▶ Exercise requirements
Read through the entries below and copy each line where "display" turns up.

Dataset rows for apps and sites:
========
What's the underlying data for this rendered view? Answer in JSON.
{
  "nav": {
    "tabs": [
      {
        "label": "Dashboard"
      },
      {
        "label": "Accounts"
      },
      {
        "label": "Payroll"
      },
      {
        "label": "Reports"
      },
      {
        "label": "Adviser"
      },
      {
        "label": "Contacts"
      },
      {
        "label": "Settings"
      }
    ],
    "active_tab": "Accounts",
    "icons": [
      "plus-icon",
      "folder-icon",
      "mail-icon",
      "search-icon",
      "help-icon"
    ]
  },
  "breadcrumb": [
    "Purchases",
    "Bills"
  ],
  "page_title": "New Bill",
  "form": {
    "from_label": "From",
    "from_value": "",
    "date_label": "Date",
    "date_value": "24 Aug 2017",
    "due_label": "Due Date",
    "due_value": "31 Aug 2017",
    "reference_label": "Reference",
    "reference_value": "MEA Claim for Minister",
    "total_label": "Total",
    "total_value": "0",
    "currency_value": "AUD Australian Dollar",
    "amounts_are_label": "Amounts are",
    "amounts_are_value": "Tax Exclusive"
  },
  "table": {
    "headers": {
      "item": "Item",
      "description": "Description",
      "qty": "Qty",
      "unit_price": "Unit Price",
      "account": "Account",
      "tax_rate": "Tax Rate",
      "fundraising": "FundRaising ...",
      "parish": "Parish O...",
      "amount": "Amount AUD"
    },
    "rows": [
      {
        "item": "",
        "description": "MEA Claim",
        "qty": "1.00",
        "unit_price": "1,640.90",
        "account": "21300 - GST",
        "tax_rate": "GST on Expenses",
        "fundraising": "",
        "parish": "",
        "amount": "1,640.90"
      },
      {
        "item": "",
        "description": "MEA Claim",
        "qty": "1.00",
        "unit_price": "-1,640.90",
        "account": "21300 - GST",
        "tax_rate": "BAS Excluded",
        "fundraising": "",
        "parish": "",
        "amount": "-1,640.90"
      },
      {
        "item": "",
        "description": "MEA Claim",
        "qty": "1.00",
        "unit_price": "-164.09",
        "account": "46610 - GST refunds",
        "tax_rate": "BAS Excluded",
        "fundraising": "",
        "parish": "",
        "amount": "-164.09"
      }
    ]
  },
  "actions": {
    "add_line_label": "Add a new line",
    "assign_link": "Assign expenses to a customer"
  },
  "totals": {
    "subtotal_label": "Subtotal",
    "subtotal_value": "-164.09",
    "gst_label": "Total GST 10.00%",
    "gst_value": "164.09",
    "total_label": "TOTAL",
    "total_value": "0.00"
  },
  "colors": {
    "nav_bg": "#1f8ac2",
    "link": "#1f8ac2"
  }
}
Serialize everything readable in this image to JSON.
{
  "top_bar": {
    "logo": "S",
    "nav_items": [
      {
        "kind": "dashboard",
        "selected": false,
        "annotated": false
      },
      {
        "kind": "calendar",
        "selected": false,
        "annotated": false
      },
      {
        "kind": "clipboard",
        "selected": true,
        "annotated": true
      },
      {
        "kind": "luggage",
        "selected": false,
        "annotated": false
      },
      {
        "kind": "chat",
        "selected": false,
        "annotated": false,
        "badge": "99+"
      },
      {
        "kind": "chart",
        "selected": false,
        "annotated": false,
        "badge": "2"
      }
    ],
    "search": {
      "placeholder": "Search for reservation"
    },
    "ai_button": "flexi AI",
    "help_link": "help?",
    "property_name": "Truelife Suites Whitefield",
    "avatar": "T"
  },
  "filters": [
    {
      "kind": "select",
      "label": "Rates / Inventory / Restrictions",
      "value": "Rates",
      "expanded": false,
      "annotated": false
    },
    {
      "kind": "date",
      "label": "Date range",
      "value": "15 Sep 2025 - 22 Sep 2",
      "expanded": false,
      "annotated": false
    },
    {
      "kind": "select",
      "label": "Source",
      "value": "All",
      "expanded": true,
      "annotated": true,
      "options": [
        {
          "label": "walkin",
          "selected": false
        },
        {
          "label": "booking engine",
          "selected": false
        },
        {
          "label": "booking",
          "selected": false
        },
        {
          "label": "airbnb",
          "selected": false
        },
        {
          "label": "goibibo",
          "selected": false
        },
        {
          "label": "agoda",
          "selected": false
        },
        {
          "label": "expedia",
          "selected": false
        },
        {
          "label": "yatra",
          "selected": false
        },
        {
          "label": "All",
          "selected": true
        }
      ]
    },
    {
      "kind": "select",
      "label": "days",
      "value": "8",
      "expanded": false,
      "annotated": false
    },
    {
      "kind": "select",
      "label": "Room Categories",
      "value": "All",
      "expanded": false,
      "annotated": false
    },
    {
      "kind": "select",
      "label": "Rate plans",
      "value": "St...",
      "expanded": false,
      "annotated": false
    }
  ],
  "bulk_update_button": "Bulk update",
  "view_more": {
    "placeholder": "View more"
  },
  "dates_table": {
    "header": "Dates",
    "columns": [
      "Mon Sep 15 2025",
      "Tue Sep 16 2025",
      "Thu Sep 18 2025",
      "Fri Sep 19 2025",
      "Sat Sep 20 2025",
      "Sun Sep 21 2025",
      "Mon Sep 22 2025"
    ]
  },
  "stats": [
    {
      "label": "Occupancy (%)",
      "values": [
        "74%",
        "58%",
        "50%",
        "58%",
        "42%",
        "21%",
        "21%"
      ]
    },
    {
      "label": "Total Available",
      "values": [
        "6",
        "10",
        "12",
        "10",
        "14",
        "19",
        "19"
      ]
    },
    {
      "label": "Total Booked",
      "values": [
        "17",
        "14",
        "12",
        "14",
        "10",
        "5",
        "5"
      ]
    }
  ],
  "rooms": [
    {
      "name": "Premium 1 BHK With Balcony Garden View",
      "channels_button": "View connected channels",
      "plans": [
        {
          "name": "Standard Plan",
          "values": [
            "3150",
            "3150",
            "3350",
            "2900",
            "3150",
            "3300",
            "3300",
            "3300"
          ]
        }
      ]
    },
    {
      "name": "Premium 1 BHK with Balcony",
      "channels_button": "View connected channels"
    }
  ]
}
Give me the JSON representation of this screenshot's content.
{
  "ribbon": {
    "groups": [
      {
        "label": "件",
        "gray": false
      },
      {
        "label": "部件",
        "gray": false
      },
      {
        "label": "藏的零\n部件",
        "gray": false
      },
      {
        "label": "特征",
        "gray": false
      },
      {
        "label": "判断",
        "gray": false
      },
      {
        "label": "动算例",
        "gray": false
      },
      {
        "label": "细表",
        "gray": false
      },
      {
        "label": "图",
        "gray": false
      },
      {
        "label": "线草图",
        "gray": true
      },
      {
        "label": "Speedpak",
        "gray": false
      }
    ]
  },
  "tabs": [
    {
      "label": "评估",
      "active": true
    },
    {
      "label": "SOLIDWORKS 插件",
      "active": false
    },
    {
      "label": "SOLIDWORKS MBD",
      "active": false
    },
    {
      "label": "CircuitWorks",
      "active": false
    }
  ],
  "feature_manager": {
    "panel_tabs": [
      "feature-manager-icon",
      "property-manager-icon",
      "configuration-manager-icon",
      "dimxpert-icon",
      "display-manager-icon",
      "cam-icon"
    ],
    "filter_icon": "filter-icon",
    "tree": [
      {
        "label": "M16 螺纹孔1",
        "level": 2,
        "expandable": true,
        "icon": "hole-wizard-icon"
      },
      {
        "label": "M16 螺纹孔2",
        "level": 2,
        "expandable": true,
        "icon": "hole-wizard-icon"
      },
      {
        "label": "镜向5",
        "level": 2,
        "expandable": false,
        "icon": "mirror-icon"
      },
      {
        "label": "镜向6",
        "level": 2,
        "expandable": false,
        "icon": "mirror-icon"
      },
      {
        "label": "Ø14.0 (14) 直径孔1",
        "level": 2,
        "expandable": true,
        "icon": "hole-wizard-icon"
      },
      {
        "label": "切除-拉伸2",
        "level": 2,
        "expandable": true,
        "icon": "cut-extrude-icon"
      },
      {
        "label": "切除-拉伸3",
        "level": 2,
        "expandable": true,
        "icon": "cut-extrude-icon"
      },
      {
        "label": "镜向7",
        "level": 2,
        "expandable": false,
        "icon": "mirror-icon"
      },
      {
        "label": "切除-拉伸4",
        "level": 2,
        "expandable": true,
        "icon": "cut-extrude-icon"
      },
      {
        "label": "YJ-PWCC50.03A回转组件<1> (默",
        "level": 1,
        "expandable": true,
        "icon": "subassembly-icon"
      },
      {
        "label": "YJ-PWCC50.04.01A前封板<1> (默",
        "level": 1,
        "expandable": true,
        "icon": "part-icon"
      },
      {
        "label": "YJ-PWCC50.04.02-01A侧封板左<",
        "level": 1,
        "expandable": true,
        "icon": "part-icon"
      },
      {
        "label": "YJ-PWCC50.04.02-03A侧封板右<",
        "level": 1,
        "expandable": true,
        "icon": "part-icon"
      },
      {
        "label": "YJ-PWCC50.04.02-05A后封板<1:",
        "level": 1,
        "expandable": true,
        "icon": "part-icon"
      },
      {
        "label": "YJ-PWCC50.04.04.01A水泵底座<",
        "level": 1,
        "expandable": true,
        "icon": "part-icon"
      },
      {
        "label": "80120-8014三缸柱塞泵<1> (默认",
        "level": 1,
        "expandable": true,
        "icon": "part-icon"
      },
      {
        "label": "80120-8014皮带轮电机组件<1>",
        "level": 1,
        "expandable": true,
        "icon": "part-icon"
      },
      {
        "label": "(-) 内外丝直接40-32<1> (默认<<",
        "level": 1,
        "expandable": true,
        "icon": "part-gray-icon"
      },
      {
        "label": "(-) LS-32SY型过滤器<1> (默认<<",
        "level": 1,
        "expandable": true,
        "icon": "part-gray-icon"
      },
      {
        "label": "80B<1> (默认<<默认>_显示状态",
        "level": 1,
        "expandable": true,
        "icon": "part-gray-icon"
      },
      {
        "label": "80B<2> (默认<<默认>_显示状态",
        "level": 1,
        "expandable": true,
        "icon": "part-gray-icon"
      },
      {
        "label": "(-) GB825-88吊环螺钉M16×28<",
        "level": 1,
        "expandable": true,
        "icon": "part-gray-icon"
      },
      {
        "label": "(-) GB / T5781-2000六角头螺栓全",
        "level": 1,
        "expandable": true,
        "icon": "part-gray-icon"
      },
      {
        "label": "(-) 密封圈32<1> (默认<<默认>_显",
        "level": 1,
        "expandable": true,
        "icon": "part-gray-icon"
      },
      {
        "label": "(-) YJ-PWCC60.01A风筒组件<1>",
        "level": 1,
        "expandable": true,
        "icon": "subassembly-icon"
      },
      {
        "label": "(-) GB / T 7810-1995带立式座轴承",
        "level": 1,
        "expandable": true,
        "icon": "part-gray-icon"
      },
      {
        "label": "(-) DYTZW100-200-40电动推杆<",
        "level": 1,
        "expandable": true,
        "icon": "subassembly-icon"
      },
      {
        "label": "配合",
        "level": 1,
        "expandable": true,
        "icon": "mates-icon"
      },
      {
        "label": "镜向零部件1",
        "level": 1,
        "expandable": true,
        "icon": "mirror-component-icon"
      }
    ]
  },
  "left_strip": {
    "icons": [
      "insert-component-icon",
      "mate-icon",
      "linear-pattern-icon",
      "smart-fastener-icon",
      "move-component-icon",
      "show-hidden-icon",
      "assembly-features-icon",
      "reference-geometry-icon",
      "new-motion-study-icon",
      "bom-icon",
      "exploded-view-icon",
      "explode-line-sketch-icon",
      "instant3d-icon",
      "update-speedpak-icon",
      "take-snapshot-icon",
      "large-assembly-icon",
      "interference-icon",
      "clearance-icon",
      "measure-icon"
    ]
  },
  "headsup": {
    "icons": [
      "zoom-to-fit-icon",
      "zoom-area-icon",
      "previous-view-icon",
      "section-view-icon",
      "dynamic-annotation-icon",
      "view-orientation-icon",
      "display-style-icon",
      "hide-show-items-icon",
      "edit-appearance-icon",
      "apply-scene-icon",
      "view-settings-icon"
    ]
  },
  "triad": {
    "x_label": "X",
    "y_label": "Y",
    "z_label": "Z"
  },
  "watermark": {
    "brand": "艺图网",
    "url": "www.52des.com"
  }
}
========
▶ Reply to the task
      "display-manager-icon",
      "display-style-icon",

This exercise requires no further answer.